§ **TRY IT**
Select the lines of the records containing the word "chevron" and list them.

========================

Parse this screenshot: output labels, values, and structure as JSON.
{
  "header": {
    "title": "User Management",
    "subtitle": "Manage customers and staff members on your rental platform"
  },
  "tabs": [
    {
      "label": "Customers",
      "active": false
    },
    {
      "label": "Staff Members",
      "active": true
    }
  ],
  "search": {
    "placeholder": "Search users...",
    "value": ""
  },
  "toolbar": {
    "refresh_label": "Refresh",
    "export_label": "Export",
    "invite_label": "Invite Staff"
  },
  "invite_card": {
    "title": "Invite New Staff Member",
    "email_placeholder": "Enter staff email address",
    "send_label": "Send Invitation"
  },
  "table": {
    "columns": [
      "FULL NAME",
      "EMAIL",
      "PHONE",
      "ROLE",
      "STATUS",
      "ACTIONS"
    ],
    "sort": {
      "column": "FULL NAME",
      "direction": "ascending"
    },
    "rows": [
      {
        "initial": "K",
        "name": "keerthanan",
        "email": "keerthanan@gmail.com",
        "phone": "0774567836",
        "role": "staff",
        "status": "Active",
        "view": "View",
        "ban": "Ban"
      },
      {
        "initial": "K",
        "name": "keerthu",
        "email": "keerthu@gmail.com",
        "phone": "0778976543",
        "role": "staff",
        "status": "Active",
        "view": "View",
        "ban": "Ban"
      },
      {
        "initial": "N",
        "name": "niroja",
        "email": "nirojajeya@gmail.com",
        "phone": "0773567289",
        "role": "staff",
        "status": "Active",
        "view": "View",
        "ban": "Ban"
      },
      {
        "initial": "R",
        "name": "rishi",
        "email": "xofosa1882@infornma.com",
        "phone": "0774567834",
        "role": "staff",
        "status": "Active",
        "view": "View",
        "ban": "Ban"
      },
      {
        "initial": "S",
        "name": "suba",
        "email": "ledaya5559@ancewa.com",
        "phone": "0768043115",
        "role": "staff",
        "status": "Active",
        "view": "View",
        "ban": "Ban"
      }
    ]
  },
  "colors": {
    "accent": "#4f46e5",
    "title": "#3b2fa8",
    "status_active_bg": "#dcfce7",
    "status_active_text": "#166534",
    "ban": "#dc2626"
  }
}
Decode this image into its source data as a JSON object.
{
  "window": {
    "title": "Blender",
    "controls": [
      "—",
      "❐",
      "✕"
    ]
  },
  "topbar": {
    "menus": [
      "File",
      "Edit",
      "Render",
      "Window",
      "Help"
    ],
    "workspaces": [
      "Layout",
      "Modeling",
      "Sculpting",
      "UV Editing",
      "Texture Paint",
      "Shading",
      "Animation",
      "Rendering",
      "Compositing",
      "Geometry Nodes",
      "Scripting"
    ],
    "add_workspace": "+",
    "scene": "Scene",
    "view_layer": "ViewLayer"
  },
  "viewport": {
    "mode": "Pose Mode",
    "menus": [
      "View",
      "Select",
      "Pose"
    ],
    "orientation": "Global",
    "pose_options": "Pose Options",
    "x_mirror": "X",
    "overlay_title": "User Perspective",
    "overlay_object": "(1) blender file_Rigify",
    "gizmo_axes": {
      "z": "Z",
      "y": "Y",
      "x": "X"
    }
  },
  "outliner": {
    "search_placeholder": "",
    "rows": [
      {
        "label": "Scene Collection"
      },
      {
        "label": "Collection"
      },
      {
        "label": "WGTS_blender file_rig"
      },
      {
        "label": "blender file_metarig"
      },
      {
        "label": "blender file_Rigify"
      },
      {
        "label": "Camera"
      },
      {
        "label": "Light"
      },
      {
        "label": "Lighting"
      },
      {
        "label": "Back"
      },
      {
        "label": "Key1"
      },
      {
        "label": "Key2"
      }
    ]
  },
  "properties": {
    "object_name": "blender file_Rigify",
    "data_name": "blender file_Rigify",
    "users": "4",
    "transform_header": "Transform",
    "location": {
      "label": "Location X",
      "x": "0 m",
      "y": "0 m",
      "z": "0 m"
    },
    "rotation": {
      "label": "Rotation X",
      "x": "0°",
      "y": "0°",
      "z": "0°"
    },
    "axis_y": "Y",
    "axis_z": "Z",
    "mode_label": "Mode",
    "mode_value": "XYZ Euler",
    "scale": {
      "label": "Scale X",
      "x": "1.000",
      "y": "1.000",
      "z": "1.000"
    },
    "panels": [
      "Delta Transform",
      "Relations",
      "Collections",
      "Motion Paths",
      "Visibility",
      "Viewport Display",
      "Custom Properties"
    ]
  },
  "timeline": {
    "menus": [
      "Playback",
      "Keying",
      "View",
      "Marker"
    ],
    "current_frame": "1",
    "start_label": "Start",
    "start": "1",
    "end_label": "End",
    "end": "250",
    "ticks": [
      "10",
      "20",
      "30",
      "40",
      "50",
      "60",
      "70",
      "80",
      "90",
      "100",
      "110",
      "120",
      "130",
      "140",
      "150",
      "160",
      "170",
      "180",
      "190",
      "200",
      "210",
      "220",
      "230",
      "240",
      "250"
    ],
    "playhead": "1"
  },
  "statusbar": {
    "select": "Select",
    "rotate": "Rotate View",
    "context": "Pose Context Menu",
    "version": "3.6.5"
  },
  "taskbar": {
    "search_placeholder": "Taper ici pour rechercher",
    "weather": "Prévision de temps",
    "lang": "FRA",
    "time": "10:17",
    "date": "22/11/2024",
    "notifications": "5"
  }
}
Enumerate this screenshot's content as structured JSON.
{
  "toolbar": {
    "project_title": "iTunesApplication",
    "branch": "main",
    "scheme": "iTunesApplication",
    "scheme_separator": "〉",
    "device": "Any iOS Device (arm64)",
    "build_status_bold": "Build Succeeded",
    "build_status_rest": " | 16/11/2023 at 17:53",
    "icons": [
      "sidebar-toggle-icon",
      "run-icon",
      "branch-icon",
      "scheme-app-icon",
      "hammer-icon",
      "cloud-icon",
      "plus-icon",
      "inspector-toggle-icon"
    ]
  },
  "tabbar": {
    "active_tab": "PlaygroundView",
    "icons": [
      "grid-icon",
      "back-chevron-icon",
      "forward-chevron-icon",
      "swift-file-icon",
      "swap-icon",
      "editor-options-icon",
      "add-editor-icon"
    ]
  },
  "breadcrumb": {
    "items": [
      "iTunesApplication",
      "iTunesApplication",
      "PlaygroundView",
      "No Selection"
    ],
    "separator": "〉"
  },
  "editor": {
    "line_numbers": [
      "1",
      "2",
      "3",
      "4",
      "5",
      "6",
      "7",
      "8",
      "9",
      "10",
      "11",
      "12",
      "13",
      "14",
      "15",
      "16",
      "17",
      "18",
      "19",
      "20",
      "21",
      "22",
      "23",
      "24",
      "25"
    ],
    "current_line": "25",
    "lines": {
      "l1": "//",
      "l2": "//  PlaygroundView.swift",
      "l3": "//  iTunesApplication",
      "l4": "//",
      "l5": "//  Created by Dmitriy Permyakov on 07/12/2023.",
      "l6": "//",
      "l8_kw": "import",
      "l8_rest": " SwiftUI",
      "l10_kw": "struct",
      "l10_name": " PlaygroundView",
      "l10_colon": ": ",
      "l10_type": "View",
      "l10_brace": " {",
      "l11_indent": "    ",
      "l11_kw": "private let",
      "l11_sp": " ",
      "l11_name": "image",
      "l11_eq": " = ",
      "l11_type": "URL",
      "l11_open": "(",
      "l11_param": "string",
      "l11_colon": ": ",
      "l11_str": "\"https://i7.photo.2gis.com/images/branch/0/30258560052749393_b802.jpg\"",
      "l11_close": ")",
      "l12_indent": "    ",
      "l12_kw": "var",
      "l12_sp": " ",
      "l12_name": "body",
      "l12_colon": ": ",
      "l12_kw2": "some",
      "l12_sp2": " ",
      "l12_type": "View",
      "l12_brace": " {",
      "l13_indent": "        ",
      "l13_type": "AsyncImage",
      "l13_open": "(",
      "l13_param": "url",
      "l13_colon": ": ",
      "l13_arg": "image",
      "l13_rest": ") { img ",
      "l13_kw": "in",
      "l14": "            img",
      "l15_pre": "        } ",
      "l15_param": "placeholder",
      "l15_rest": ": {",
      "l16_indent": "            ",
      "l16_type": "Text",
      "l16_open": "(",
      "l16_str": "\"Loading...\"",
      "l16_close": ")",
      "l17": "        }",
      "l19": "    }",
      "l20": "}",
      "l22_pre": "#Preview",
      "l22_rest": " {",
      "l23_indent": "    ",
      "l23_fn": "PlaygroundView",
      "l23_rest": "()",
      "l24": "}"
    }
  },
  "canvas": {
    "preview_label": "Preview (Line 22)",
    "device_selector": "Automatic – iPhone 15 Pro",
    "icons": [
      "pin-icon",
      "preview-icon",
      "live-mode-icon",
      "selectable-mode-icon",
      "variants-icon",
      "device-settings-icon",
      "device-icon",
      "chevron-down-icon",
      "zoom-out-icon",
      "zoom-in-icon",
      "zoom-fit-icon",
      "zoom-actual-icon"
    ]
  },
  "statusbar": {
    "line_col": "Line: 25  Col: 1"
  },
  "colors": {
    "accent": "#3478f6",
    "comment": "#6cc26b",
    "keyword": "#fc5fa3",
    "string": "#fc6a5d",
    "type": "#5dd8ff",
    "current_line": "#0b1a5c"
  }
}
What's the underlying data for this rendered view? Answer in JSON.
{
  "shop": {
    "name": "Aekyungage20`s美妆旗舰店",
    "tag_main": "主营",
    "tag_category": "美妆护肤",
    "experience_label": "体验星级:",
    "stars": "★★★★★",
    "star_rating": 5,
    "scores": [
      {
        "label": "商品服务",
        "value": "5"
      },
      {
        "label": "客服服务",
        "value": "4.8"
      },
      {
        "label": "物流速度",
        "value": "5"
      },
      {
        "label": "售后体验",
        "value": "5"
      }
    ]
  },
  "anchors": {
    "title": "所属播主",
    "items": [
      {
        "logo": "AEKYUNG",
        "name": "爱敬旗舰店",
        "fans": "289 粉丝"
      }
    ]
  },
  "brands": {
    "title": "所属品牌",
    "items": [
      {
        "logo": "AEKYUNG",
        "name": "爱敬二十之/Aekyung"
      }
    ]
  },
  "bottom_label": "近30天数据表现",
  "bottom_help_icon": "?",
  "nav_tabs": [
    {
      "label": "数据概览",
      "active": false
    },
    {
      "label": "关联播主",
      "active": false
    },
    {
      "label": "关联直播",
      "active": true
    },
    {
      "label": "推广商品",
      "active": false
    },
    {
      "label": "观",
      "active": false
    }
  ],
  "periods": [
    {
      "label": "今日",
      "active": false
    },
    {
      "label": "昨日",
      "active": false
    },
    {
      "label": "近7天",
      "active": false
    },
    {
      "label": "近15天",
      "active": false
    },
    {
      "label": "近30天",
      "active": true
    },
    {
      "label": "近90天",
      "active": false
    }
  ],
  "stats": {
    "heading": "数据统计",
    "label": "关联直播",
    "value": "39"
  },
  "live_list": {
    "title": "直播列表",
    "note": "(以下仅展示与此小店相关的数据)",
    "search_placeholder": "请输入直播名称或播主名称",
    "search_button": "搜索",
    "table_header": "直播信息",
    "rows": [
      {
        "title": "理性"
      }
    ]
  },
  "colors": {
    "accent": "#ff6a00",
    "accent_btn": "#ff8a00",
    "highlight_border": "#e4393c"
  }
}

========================

§ **EXERCISE OUTPUT**
      "back-chevron-icon",
      "forward-chevron-icon",
      "chevron-down-icon",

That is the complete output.